“We plan to call an auction to select an operator for a particular route and the company that bids for lowest subsidy gets the route,” said a senior civil aviation ministry official, who did not want to be identified. “Talks are on with the planning commission, which is in favour of the proposal.”
A fund, Essential Air Services Fund or EASF, will be created for paying the subsidy. “The routes to be selected will be loss-making routes connecting smaller cities with lower passenger loads and airlines are averse to operating such routes because of low traffic. Basically, the plan is to provide connectivity to these cities through smaller planes,” the official said.
The airports at Delhi and Mumbai account for 70 per cent of the total aviation market of the country. Both these airports are privately-owned.
The government categorises routes into three categories in a bid to ensure airlines fly all routes. The first category consists of 12 that include the key routes which connect larger cities. The second includes flights to the North East, Jammu and Kashmir, Andaman and Nicobar and Lakshadweep. The other destinations are covered under category three. In terms of passenger carriage, over 50 per cent of domestic passenger traffic is in category I routes, around 10 per cent in category II and around 40 per cent in category III routes.
According to the rules, an airline has to operate 10 per cent of total flights operating in category I routes in category II routes and 50 per cent of its total flights in Category I routes on on category III routes.
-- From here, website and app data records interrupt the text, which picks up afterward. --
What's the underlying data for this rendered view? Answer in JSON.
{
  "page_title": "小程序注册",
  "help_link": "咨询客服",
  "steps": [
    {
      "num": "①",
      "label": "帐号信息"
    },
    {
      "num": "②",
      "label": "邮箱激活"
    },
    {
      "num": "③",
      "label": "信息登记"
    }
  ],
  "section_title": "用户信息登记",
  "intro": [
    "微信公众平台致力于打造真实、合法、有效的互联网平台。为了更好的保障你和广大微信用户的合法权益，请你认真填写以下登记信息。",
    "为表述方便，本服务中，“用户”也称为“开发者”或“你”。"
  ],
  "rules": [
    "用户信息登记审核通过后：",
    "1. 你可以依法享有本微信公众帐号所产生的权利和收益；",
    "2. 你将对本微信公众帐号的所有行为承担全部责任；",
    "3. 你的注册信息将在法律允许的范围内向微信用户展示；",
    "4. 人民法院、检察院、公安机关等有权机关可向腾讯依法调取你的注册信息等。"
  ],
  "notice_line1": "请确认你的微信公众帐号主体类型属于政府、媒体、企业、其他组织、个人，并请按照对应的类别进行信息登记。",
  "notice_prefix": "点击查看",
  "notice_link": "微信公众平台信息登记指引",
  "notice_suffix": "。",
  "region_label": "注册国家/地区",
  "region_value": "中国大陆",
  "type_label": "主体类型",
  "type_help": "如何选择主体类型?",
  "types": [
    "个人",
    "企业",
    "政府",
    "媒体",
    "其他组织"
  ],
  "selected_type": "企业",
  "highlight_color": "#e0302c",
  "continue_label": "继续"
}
Good for Airports Authority
The move to encourage airlines to fly regional routes will also give a boost to the Airports Authority of India (AAI), which operates airports in the smaller cities of the country. Of the 128 airports of the Airports Authority of India (AAI), 87 are operational. Only 14 are profit making.
Airlines welcome the move saying that it will be of great help. “There are various regions in the that require air connectivity and an impetus like this from the government will help us develop these routes because connectivity creates demand. As it is the airlines are not in good financial health and cannot afford to venture new routes,” said a low-cost airline executive.
As of now, only SpiceJet has started flights to provide regional connectivity in the southern part of the country with small aircraft which do not have to pay any parking and landing charges and gets fuel at a discounted sales tax of 4 per cent, compared to an average sales tax of 24 per cent for bigger planes.
Routes in the north-east, though termed Category II, a slightly less-difficult category, continue to be poorly serviced. The government is looking at increasing air connectivity in these parts by building airstrips. During the 11th Plan period (2007-12), the government had announced to build three greenfield airports — one each at Pakyong in Sikkim, Itanagar in Arunachal Pradesh, and Chiethu in Nagaland, which are in their construction phase.